Sir Collingwood Schreiber, KCMG (4 Dec 1831 - 23 Mar 1918) was a surveyor, engineer, and civil servant. He is best known for his contribution to the construction of the Canadian Pacific Railway (CPR).
Schreiber was born in Bradwell-on-Sea, Essex, England, United Kingdom to the Reverend Thomas Schreiber and Sarah Bingham. Schreiber trained in England, and then migrated to Canada in 1852, along with the rest of his family. He shortly thereafter began work as a railway engineer with the Hamilton & Toronto Railway. After four years with the firm, Schreiber left to work with Sandford Fleming. After working on various private railways, in 1864 Schreiber received his first government appointment, and by 1873 he was the chief engineer for all government railways.
Subsequently, Schreiber became intimately involved in the construction of the CPR. In June 1880 the "pliant" Schreiber was appointed by Sir Charles Tupper to replace the ousted Fleming as the chief engineer for the project, and by July of that same year had become general manager of all government railways in operation. He arranged financing and conducted repeated inspection tours, often with general manager William Cornelius Van Horne. Without his efforts, it is certainly possible that the CPR would never have been completed.
In 1893, he was made a Companion of the Order of St Michael and St George and, in 1916, a Knight Commander.
Schreiber died in Ottawa.

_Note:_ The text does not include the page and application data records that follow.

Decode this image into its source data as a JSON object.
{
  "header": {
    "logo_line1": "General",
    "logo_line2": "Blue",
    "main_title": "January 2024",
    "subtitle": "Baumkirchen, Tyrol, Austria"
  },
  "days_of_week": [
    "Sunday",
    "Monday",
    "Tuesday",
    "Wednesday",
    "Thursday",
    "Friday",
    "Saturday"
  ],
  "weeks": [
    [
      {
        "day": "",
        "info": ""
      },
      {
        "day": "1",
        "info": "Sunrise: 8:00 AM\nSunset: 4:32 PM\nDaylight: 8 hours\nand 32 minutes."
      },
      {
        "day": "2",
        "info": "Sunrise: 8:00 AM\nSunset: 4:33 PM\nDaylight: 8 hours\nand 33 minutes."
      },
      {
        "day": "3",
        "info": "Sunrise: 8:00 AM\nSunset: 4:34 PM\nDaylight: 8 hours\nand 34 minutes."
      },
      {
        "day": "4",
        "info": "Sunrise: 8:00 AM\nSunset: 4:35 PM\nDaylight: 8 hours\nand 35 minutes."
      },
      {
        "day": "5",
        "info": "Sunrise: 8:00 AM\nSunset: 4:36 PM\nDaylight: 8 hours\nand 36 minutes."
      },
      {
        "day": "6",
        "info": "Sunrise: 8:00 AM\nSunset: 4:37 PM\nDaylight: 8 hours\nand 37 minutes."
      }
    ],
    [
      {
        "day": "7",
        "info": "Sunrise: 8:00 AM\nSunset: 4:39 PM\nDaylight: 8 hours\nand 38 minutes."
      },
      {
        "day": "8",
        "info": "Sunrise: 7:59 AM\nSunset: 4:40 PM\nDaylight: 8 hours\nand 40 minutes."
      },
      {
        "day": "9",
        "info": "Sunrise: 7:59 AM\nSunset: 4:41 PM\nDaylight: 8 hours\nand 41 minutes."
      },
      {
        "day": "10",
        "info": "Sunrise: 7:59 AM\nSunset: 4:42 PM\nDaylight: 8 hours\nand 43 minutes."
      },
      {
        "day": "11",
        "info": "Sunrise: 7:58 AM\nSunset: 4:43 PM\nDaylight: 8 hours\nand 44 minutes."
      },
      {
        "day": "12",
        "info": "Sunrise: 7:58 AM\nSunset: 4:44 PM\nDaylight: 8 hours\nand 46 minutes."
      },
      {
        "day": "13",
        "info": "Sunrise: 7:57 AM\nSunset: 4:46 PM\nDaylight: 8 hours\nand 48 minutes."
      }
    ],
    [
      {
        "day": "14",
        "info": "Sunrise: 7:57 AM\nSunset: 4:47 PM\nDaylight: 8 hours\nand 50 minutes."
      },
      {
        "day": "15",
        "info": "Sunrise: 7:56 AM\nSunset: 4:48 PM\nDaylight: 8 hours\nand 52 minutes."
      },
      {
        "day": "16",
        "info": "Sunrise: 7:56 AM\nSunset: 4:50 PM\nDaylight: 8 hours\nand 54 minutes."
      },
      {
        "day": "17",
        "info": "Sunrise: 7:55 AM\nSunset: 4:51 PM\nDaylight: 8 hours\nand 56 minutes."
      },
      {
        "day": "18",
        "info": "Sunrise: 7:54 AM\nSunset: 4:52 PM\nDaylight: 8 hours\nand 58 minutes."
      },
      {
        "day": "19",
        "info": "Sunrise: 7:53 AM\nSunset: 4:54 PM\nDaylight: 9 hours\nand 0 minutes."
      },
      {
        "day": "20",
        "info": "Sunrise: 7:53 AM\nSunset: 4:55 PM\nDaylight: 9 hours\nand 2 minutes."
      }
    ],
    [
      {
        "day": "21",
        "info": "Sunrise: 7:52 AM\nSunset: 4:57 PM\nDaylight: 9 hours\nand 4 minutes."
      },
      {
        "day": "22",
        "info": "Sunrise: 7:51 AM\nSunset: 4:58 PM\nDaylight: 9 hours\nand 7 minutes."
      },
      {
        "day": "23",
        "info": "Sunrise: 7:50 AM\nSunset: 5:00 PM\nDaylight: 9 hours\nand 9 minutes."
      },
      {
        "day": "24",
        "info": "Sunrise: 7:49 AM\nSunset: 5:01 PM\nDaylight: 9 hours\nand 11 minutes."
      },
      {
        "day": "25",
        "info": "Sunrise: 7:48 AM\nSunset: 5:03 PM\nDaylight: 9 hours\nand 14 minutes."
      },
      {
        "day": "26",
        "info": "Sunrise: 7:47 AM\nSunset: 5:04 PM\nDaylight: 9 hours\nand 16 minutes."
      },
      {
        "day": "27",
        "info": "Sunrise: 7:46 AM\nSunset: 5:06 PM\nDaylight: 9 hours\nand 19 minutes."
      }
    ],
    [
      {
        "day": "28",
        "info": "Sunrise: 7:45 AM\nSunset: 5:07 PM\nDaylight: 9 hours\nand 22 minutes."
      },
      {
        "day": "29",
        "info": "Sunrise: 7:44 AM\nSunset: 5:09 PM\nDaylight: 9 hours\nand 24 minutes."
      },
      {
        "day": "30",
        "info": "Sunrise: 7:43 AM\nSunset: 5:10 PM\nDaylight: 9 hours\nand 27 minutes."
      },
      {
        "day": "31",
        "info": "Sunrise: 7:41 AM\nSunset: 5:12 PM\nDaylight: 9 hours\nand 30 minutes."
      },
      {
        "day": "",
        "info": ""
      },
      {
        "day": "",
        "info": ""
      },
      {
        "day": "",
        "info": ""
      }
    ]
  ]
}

The township of Schreiber, Ontario, is named after him and contains a plaque commemorating his life and achievements - Wikipedia.